Man and the Renaissance. London: Paul Hamlyn, 1967; Gothic Art. London: Thames and Hudson, 1967; The Complete Paintings of Giotto. London: Weidenfeld and Nicolson, 1969; The Complete Paintings of Andrea Mantegna. London: Weidenfeld and Nicolson, 1971; The Rise of the Artist. London: Thames and Hudson, 1972, American title as, The Rise of the Artist in the Middle Ages and Early Renaissance. New York: McGraw-Hill, 1972; Andrea Mantegna, Historicus et Antiquarium. Inaugural Lecture, Norwich: University of East Anglia, 1974; The Triumphs of Caesar by Andrea Mantegna. London: Harvey Miller, 1979; and Borg, Alan, eds. The Vanishing Past: Studies in Medieval Art, Liturgy and Metrology Presented to Christopher Hohler. Oxford: British Archaeological Reports, 1981; Simone Martini: [the] Complete Edition. London: Phaidon, 1988; Heroes, Ancestors, Relatives and the Birth of the Portrait. The Hague: SDU Publishers, 1988; Painting the Palace: Studies in the History of Medieval Secular Painting. London: Pindar Press, 1995.
Kleinbauer, W. Eugene. Research Guide to the History of Western Art. Chicago: American Library Association, 1982, p. 118; [essays on Martindale;] Mitchell, John. "Preface." p. xx, Lasko, John. "Andrew Martindale Remembered." p. xxii., Fernie, Eric. "Andrew Martindale: An Oration." p. 381, in England and the Continent in the Middle Ages: Studies in Memory of Andrew Martindale. Proceedings of the 1996 Harlaxton Symposium.

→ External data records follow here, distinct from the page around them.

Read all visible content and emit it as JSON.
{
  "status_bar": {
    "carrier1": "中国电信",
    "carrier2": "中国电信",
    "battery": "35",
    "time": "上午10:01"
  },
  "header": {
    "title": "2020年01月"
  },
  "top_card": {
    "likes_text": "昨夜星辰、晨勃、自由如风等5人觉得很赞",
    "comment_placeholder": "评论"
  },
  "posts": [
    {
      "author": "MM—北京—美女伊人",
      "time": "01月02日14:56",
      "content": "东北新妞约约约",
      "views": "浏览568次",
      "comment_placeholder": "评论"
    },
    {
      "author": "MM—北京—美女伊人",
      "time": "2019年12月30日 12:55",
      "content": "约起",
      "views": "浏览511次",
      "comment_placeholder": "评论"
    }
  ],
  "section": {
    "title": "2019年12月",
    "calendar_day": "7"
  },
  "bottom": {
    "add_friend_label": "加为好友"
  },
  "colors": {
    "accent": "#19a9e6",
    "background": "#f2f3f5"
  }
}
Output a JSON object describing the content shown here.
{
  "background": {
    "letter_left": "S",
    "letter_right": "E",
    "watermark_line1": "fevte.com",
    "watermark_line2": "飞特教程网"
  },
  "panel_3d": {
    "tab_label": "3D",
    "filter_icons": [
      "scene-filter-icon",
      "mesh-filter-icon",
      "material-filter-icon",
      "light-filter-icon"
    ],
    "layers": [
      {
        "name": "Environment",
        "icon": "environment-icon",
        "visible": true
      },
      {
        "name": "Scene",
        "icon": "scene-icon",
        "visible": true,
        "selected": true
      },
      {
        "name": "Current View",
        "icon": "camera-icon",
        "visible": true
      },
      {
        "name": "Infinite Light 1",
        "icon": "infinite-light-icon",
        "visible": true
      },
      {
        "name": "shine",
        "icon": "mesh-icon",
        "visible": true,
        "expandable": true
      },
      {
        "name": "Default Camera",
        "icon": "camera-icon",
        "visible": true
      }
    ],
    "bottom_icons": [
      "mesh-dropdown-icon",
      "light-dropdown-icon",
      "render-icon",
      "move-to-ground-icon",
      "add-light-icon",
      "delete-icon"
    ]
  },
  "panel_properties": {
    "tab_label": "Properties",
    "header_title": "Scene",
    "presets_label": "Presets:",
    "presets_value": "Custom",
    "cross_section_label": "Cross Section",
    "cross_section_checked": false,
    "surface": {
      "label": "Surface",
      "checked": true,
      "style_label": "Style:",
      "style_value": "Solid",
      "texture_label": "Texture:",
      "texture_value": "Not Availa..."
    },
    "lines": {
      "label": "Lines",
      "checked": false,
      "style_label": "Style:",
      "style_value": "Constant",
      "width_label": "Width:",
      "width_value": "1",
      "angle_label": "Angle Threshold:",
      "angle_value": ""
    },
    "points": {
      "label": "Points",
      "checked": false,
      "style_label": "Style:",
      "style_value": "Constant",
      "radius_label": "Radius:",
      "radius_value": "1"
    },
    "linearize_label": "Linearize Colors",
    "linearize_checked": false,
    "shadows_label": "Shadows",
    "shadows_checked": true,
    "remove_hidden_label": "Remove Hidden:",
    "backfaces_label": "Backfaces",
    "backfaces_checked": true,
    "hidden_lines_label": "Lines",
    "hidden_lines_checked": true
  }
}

Stamford, 2000; Onians, John. "Professor Andrew Martindale." The Times (London), June 15, 1995, p. 12; Gardner, Julian. "Andrew Martindale (1932-1995)." Burlington Magazine 137, no. 1109 (August 1995), p. 517.